The Sporting Life
by Dennis Doyle
Wintertime Diversions and Obsessions
Fly tying brings another dimension of challenge and satisfaction to fishing
One of the advantages of tying flies, or making your own lures, is that it gives you something to do when you’re not fishing. I have long been addicted to the activity, though I have to admit I originally started as many have done in the mistaken belief that I would save money.
In principle I’m sure you could save money. But then you realize that the possibilities in creating your own fish foolers are virtually limitless. In purchasing ready-made lures, you face a simple consideration: Will the fish eat the lure?
That the fish will eat your own creation is a foregone conclusion. Why, I’m not exactly sure, but somewhere during the process you become dead certain that the lure you’re working on is a sure killer. The real problems you are now attempting to solve are far more subtle and exacting.
Creating a fly or lure that will provide a certain suggestive profile as you present it to a particular species of fish at a rip on a specific rocky point is an example. Developing a particular jig to reach an exact depth on a slacking tide as opposed to a full current tide is another.
Tying a fly or making a lure to catch a striper becomes a completely different endeavor from creating one to catch a bluefish. This in spite of the fact that both fish are attracted to the same prey in the same locations.
You begin to focus on a specific fish’s behavior. That a striped bass invariably strikes the head, or front half, of an intended baitfish while a bluefish will always strike the back half becomes integral to your creative approach.
As the variations multiply, the economic considerations of your endeavor are quickly forgotten in favor of more important issues. Your lure making suddenly registers the credo that darker colors must be on the top part of the bait, the lighter hues on the belly and red colors toward the front.

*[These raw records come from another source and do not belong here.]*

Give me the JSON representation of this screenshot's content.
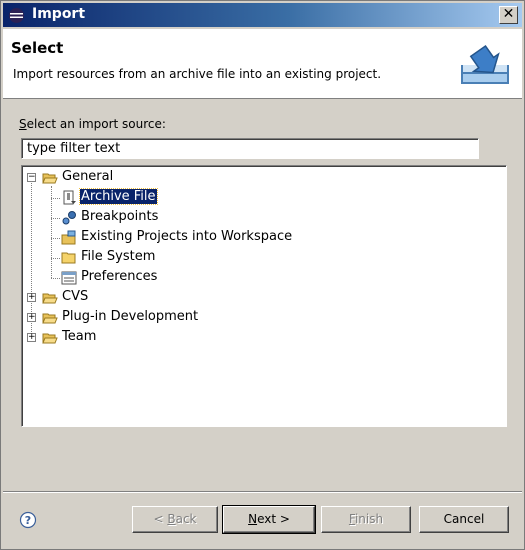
{
  "window": {
    "title": "Import"
  },
  "header": {
    "title": "Select",
    "description": "Import resources from an archive file into an existing project."
  },
  "source": {
    "label_first": "S",
    "label_rest": "elect an import source:",
    "filter_value": "type filter text"
  },
  "tree": {
    "general": {
      "label": "General",
      "expanded": true
    },
    "children": [
      {
        "label": "Archive File",
        "selected": true,
        "icon": "archive-file-icon"
      },
      {
        "label": "Breakpoints",
        "icon": "breakpoints-icon"
      },
      {
        "label": "Existing Projects into Workspace",
        "icon": "project-icon"
      },
      {
        "label": "File System",
        "icon": "folder-icon"
      },
      {
        "label": "Preferences",
        "icon": "preferences-icon"
      }
    ],
    "cvs": {
      "label": "CVS",
      "expanded": false
    },
    "plugin": {
      "label": "Plug-in Development",
      "expanded": false
    },
    "team": {
      "label": "Team",
      "expanded": false
    }
  },
  "buttons": {
    "back": {
      "prefix": "< ",
      "mnemonic": "B",
      "rest": "ack",
      "enabled": false
    },
    "next": {
      "mnemonic": "N",
      "rest": "ext >",
      "enabled": true
    },
    "finish": {
      "mnemonic": "F",
      "rest": "inish",
      "enabled": false
    },
    "cancel": {
      "label": "Cancel",
      "enabled": true
    }
  },
  "colors": {
    "selection": "#0a246a",
    "titlebar_start": "#0a246a",
    "titlebar_end": "#a6caf0",
    "dialog_bg": "#d4d0c8"
  }
}
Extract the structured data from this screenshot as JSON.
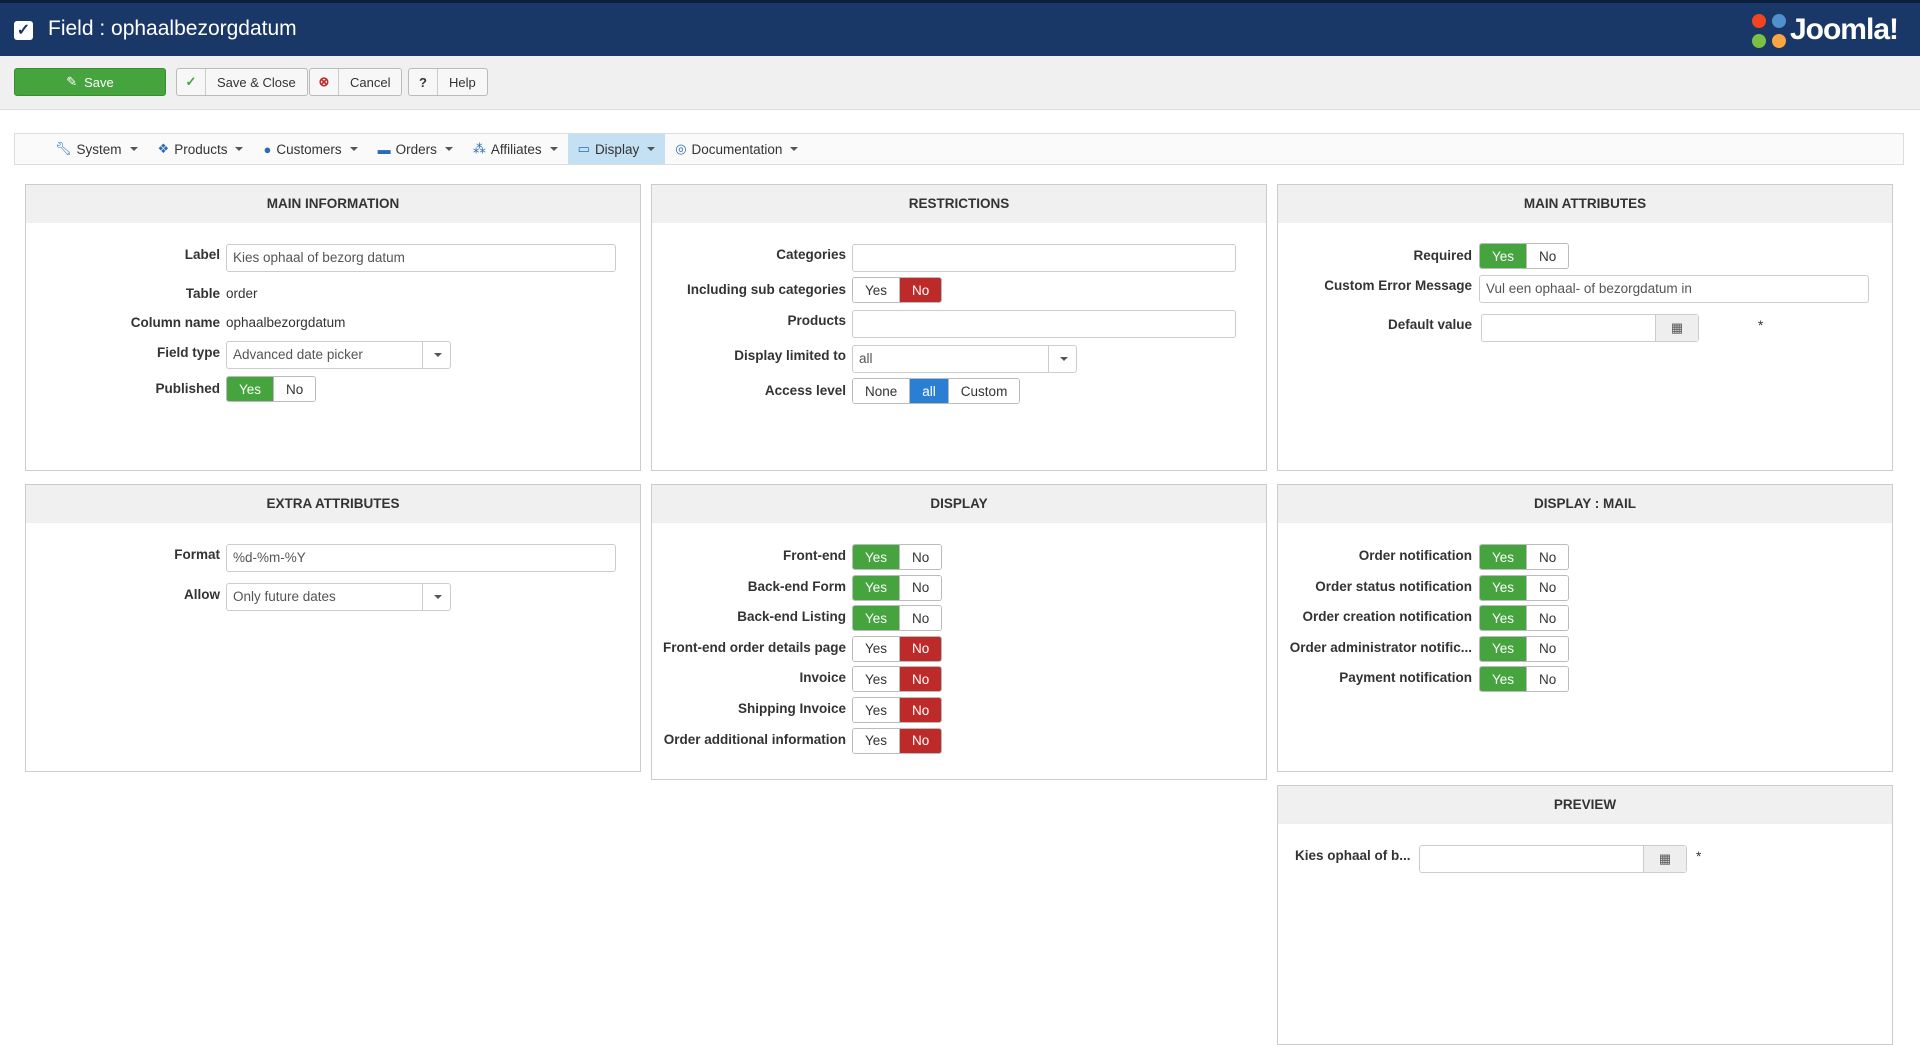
{
  "header": {
    "title": "Field : ophaalbezorgdatum",
    "logo": "Joomla!"
  },
  "toolbar": {
    "save": "Save",
    "save_close": "Save & Close",
    "cancel": "Cancel",
    "help": "Help"
  },
  "menu": [
    {
      "label": "System",
      "icon": "wrench-icon"
    },
    {
      "label": "Products",
      "icon": "cubes-icon"
    },
    {
      "label": "Customers",
      "icon": "user-icon"
    },
    {
      "label": "Orders",
      "icon": "credit-card-icon"
    },
    {
      "label": "Affiliates",
      "icon": "users-icon"
    },
    {
      "label": "Display",
      "icon": "monitor-icon",
      "active": true
    },
    {
      "label": "Documentation",
      "icon": "lifebuoy-icon"
    }
  ],
  "main_info": {
    "title": "MAIN INFORMATION",
    "label_l": "Label",
    "label_v": "Kies ophaal of bezorg datum",
    "table_l": "Table",
    "table_v": "order",
    "column_l": "Column name",
    "column_v": "ophaalbezorgdatum",
    "fieldtype_l": "Field type",
    "fieldtype_v": "Advanced date picker",
    "published_l": "Published",
    "yes": "Yes",
    "no": "No"
  },
  "restrictions": {
    "title": "RESTRICTIONS",
    "categories_l": "Categories",
    "subcat_l": "Including sub categories",
    "products_l": "Products",
    "display_l": "Display limited to",
    "display_v": "all",
    "access_l": "Access level",
    "none": "None",
    "all": "all",
    "custom": "Custom",
    "yes": "Yes",
    "no": "No"
  },
  "main_attr": {
    "title": "MAIN ATTRIBUTES",
    "required_l": "Required",
    "error_l": "Custom Error Message",
    "error_v": "Vul een ophaal- of bezorgdatum in",
    "default_l": "Default value",
    "asterisk": "*",
    "yes": "Yes",
    "no": "No"
  },
  "extra": {
    "title": "EXTRA ATTRIBUTES",
    "format_l": "Format",
    "format_v": "%d-%m-%Y",
    "allow_l": "Allow",
    "allow_v": "Only future dates"
  },
  "display": {
    "title": "DISPLAY",
    "rows": [
      {
        "label": "Front-end",
        "value": "yes"
      },
      {
        "label": "Back-end Form",
        "value": "yes"
      },
      {
        "label": "Back-end Listing",
        "value": "yes"
      },
      {
        "label": "Front-end order details page",
        "value": "no"
      },
      {
        "label": "Invoice",
        "value": "no"
      },
      {
        "label": "Shipping Invoice",
        "value": "no"
      },
      {
        "label": "Order additional information",
        "value": "no"
      }
    ],
    "yes": "Yes",
    "no": "No"
  },
  "display_mail": {
    "title": "DISPLAY : MAIL",
    "rows": [
      {
        "label": "Order notification",
        "value": "yes"
      },
      {
        "label": "Order status notification",
        "value": "yes"
      },
      {
        "label": "Order creation notification",
        "value": "yes"
      },
      {
        "label": "Order administrator notific...",
        "value": "yes"
      },
      {
        "label": "Payment notification",
        "value": "yes"
      }
    ],
    "yes": "Yes",
    "no": "No"
  },
  "preview": {
    "title": "PREVIEW",
    "label": "Kies ophaal of b...",
    "asterisk": "*"
  }
}
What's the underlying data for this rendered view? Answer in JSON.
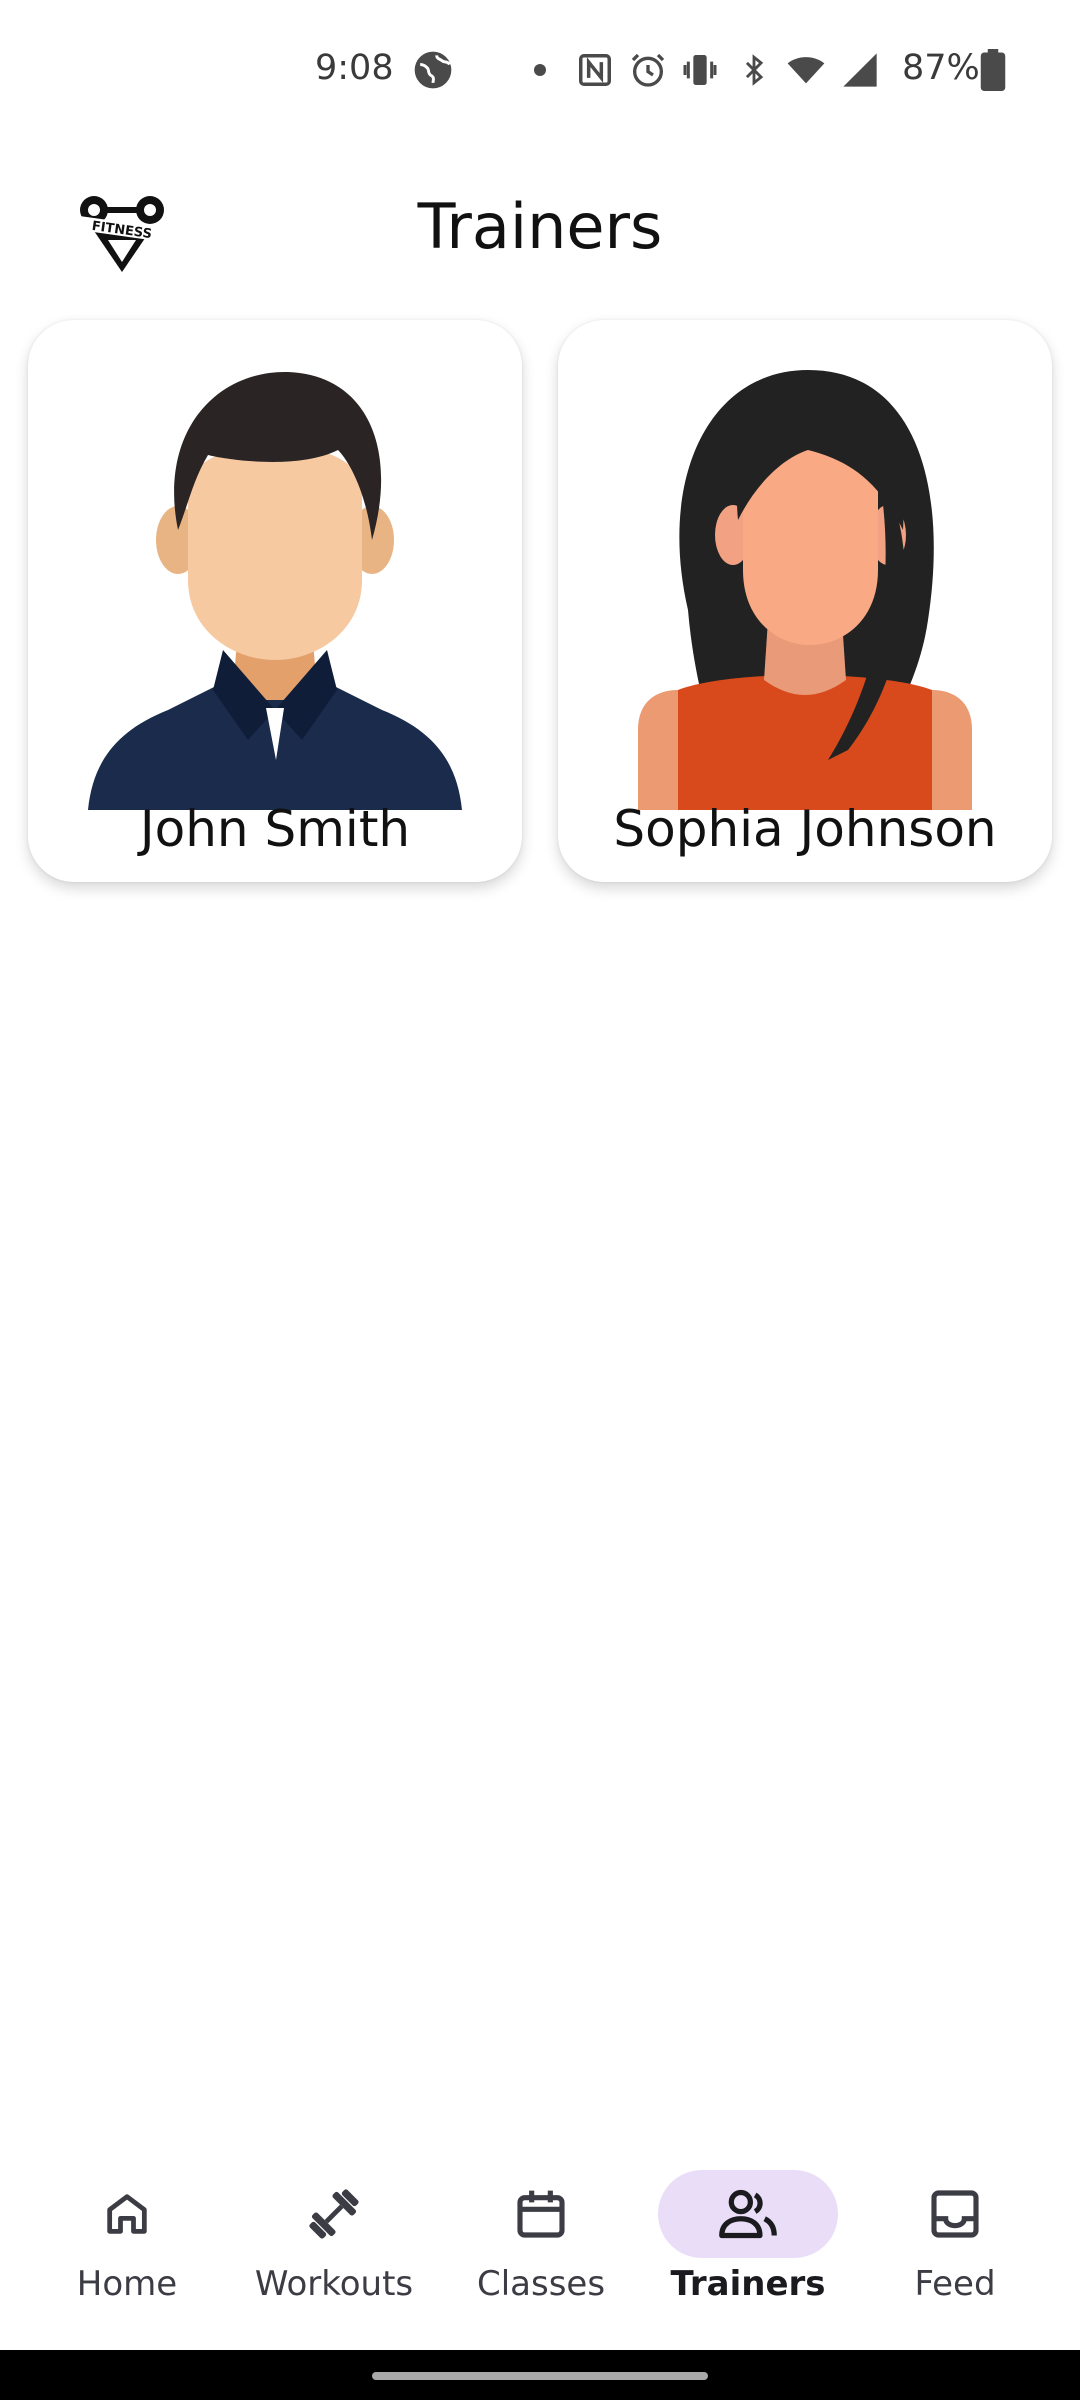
{
  "status_bar": {
    "time": "9:08",
    "battery": "87%",
    "icons": [
      "globe-icon",
      "dot-icon",
      "nfc-icon",
      "alarm-icon",
      "vibrate-icon",
      "bluetooth-icon",
      "wifi-icon",
      "signal-icon",
      "battery-icon"
    ]
  },
  "header": {
    "title": "Trainers",
    "logo_text": "FITNESS"
  },
  "trainers": [
    {
      "name": "John Smith",
      "avatar": "male-avatar"
    },
    {
      "name": "Sophia Johnson",
      "avatar": "female-avatar"
    }
  ],
  "bottom_nav": {
    "items": [
      {
        "label": "Home",
        "icon": "home-icon",
        "active": false
      },
      {
        "label": "Workouts",
        "icon": "dumbbell-icon",
        "active": false
      },
      {
        "label": "Classes",
        "icon": "calendar-icon",
        "active": false
      },
      {
        "label": "Trainers",
        "icon": "people-icon",
        "active": true
      },
      {
        "label": "Feed",
        "icon": "inbox-icon",
        "active": false
      }
    ]
  },
  "colors": {
    "active_pill": "#e9ddf7",
    "male_shirt": "#1a2b4c",
    "female_top": "#d84a1b",
    "skin": "#f6c9a0",
    "hair": "#2a2424"
  }
}
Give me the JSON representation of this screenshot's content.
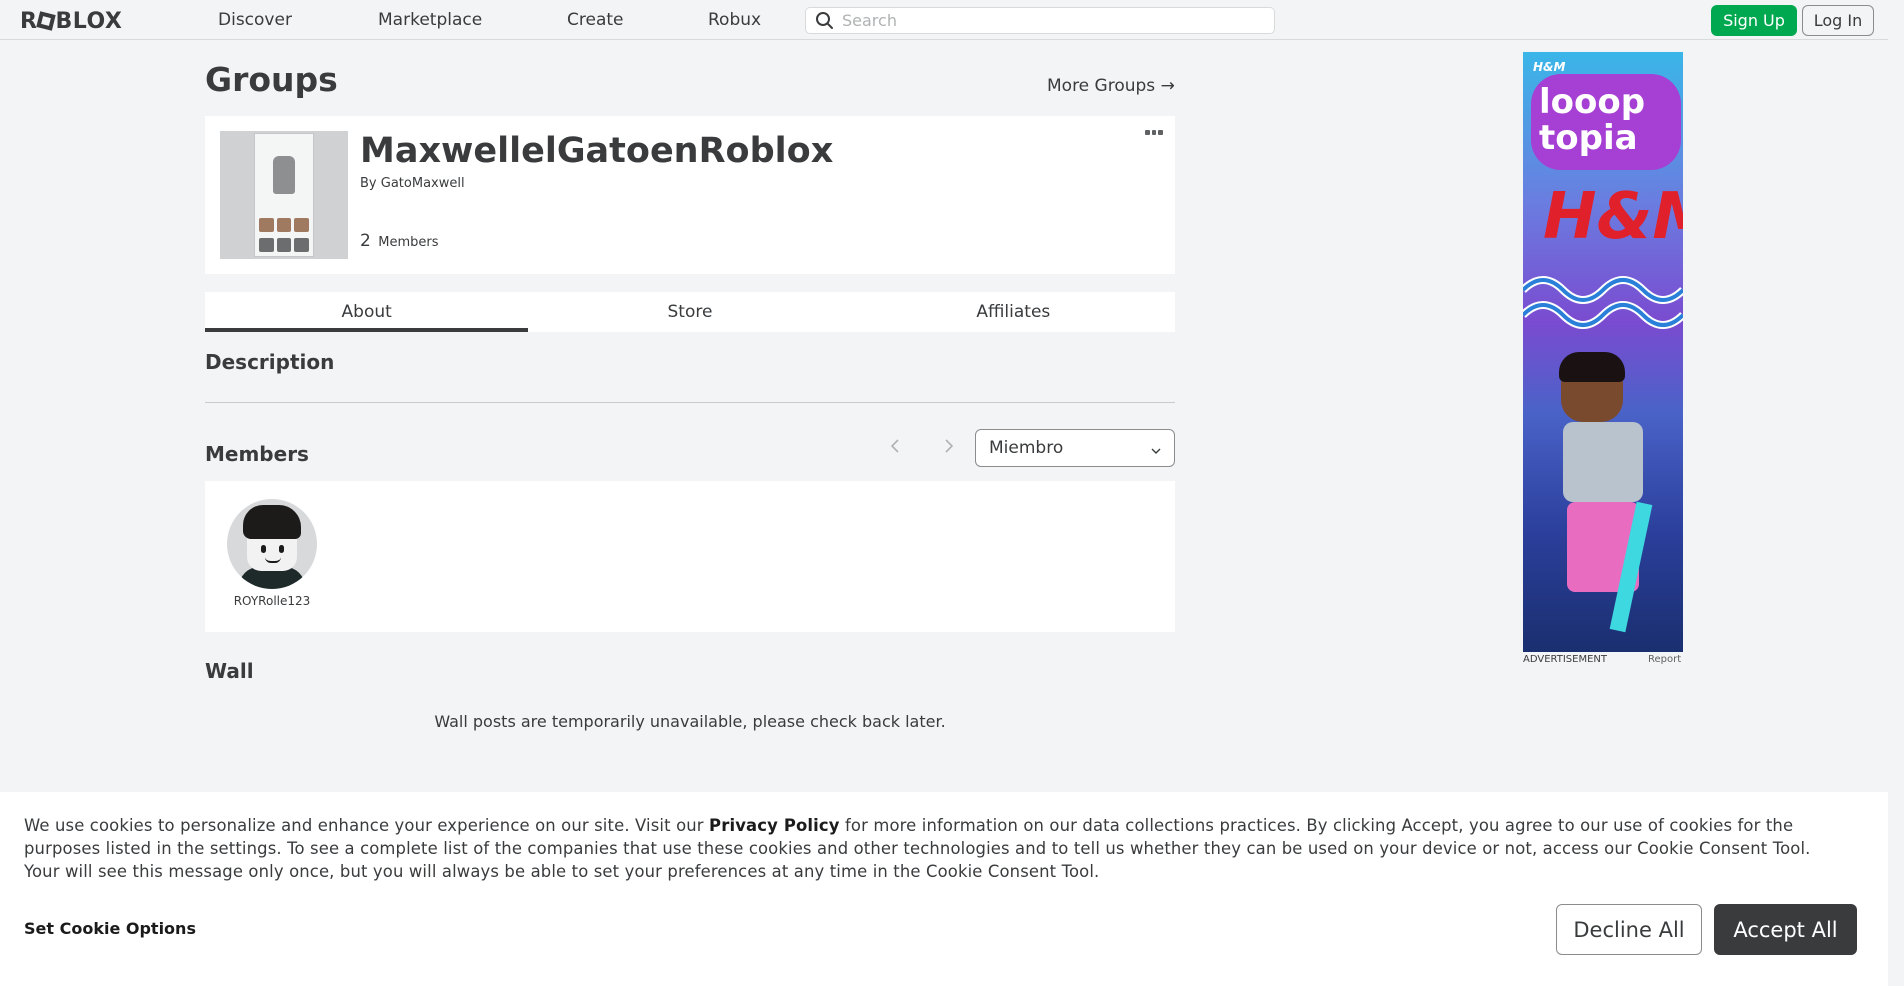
{
  "nav": {
    "logo": "ROBLOX",
    "links": [
      "Discover",
      "Marketplace",
      "Create",
      "Robux"
    ],
    "search_placeholder": "Search",
    "signup": "Sign Up",
    "login": "Log In"
  },
  "page": {
    "title": "Groups",
    "more_groups": "More Groups →"
  },
  "group": {
    "name": "MaxwellelGatoenRoblox",
    "by_label": "By",
    "owner": "GatoMaxwell",
    "member_count": "2",
    "member_label": "Members"
  },
  "tabs": [
    {
      "label": "About",
      "active": true
    },
    {
      "label": "Store",
      "active": false
    },
    {
      "label": "Affiliates",
      "active": false
    }
  ],
  "sections": {
    "description": "Description",
    "members": "Members",
    "wall": "Wall"
  },
  "members": {
    "role_select": "Miembro",
    "list": [
      {
        "name": "ROYRolle123"
      }
    ]
  },
  "wall": {
    "message": "Wall posts are temporarily unavailable, please check back later."
  },
  "ad": {
    "brand_small": "H&M",
    "title": "looop topia",
    "brand": "H&M",
    "label": "ADVERTISEMENT",
    "report": "Report"
  },
  "cookie": {
    "text_before": "We use cookies to personalize and enhance your experience on our site. Visit our ",
    "link": "Privacy Policy",
    "text_after": " for more information on our data collections practices. By clicking Accept, you agree to our use of cookies for the purposes listed in the settings. To see a complete list of the companies that use these cookies and other technologies and to tell us whether they can be used on your device or not, access our Cookie Consent Tool. Your will see this message only once, but you will always be able to set your preferences at any time in the Cookie Consent Tool.",
    "set_options": "Set Cookie Options",
    "decline": "Decline All",
    "accept": "Accept All"
  },
  "colors": {
    "signup": "#00a94f",
    "accept": "#393b3d",
    "text": "#393b3d"
  }
}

The bottom line, of course, in all this activity in the name of sport, is that it takes on a life of its own. It brings to your world of fishing another complete dimension of challenge and satisfaction … and you become a more complete angler.
If you are interested in taking up this pastime, or in becoming more involved than you are, there are a number of books and Internet sites on the subject. A search on lure making or fly tying will net you hundreds of helpful hits. Sport stores stock currently popular lure-making titles, as well as equipment and supplies to get started.
Tie-Fest Coming Soon
There is also a local lure-making and fishing exposition that has been growing in popularity over the past five or six years. Held in Queenstown just over the Bay Bridge, it is definitely worth attending.
Tony Friedrich and Ed Luccione, officers of the Kent Narrows Chapter of the Coastal Conservation Association, are again hosting the occasion, known as the Tie-Fest, at the Bay Country Moose Lodge, 6154 Main St., Queenstown.
Open to the public and free of charge, it’s scheduled this year for Saturday, February 24. The exposition opens at 10:30am; food and beverages are on hand. Queries on the net to firstname.lastname@example.org.
The general focus of the Tie-Fest is Chesapeake Bay and Mid-Atlantic saltwater light tackle and fly fishing, but freshwater is addressed as well. Destinations, applications and techniques discussed will be in a casual format, with information eminently transferable to all fishing styles.
This year, co-conspirators include superstar light-tackle fishing guides Brian Horsely and Sarah Gardner and tying gurus Bob Popovics, Steve Farrar and Brad Buzzi. Local experts and fanatics will also be there for information and consultation.
One of the best reasons to attend is just meeting other local anglers. This popular event is hosted and attended by people who love to fish; not only don’t they mind sharing what they know, they are eager to help you improve your game.
National tackle manufacturers will be represented this year, including Sage, St. Croix and Temple Fork. There will be raffles of tackle donated by these and other companies, plus raffles of lure-making equipment, supplies and donated guided fishing trips.
All proceeds go to the Maryland Artificial Reef Initiative, being championed by the Maryland Department of Natural Resources and the Coastal Conservation Association another good reason to be there (www.ccamd.org/MARI/MARI_home.htm).
Fish Are Biting
Chain pickerel continue to please anglers in the upper reaches of most Bay tributaries. Stories are multiplying of 20-fish days with brutes up to 24 inches. This is already stacking up to be the best season in memory, and mild weather is forecast for a return in February. Don’t miss the bite.